ACNC Could Investigate Church of Scientology
30 June 2015 at 12:38 pm
The national charity regulator has told an Australian Senator that it has the power to investigate allegations of abuse within the Church of Scientology and review its charity status.
In a letter to Independent Senator Nick Xenophon, seen by Pro Bono Australia News, Director of Compliance and Reporting at the ACNC, Stewart Donaldson, said concerns raised about the Church of Scientology in Australia had been looked at.
It follows a request from Xenophon in April this year that the charity status of Scientology be reviewed following fresh allegations of abuse which were aired in the documentary Going Clear: Scientology and the Prison of Belief.
“The ACNC has completed an initial evaluation of these concerns and viewed the Going Clear documentary,” Donaldson said in the letter.
“We have concluded that the concerns you raised are within the ACNC’s jurisdiction to the extent that they are occurring after the commencement of the ACNC in December 2012 and relate to ACNC governance standards, reporting and record keeping obligations and entitlement to registration under the ACNC Act 2012 and the Charities ACT 2013.”
Donaldson said the ACNC could take a range of actions against the Church of Scientology, including encouraging it to conduct a self-evaluation, launching its own investigation or review, or reviewing the church’s entitlement to registration as a charity.
He said the ACNC may also decide to take no action “until further evidence is available”.
Xenophon told Pro Bono Australia News that he was not convinced the Church of Scientology deserved to be registered as a charity.
“An organisation that is receiving tax-exempt status ought to be subject to some scrutiny,” he said.
He said Australia should look to the example of the United Kingdom, which has refused to give charity status to Scientology since 1999 because it has no “public benefit arising out of the practice of Scientology”.
In an official statement to Pro Bono Australia News a spokesperson from the ACNC said the regulator was limited in what it could say about the investigation.
“We take all concerns about registered charities seriously.

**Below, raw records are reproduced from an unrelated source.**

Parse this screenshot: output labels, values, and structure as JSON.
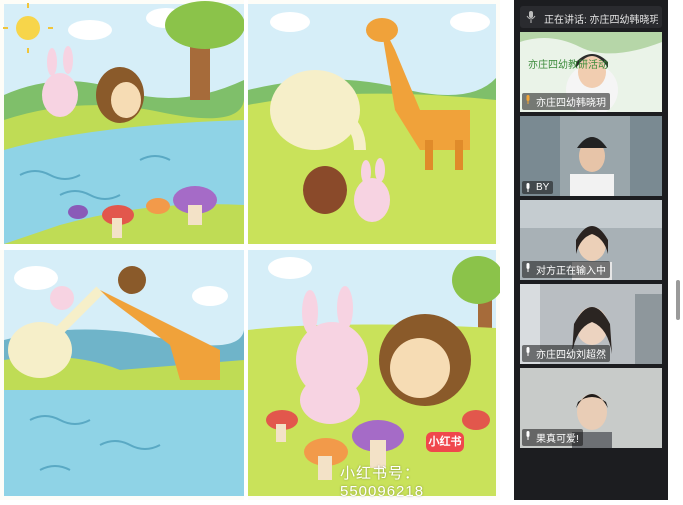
{
  "meeting": {
    "speaking_banner": "正在讲话: 亦庄四幼韩晓玥; 果...",
    "participants": [
      {
        "name": "亦庄四幼韩晓玥",
        "mic": "on"
      },
      {
        "name": "BY",
        "mic": "on"
      },
      {
        "name": "对方正在输入中",
        "mic": "on"
      },
      {
        "name": "亦庄四幼刘超然",
        "mic": "on"
      },
      {
        "name": "果真可爱!",
        "mic": "on"
      }
    ],
    "tile0_background_text": "亦庄四幼教研活动"
  },
  "shared_content": {
    "watermark_logo": "小红书",
    "watermark_text": "小红书号：550096218"
  },
  "colors": {
    "panel_bg": "#1c1d20",
    "sky": "#cfeaf5",
    "grass": "#b6d94a",
    "water": "#8fd3e6"
  }
}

Where there is evidence of serious mismanagement or misappropriation, a serious, persistent or deliberate breach of the ACNC Act, or where vulnerable people or significant charitable assets are at risk, the ACNC will act firmly and quickly,” the spokesperson said.
“The ACNC works with other government bodies and agencies to ensure an appropriate whole-of-government approach is taken to compliance and enforcement matters. If we have any concerns about the charity or the people involved, we will contact the relevant enforcement agency.
“Due to the secrecy provisions within the ACNC Act, we are unable to comment on specific cases and what action we may or may not take.”
President of the Church of Scientology Australia, Vicki Dunstan, told Pro Bono Australia News that she was confident that the church should remain a registered charity.
“Not only does the Church know it is a charity but others who are qualified to pass judgment also affirm this,” Dunstan said.
“The Church of Scientology is a charitable organization recognized by a unanimous decision of five Judges of the High Court of Australia in 1983 and we remain so today. Nothing has changed.”
Dunstan pointed to large amounts of humanitarian undertaken by the church as a justification for its charity status.
In more damning allegations, the President of a Not for Profit organisation that specialises in protecting people from cults has accused the Church of Scientology and the Exclusive Brethren of being cults that are hiding behind their charity status.
This week Pro Bono Australia News conducted an investigation into what differentiates a charity from a cult.
Read the full story here.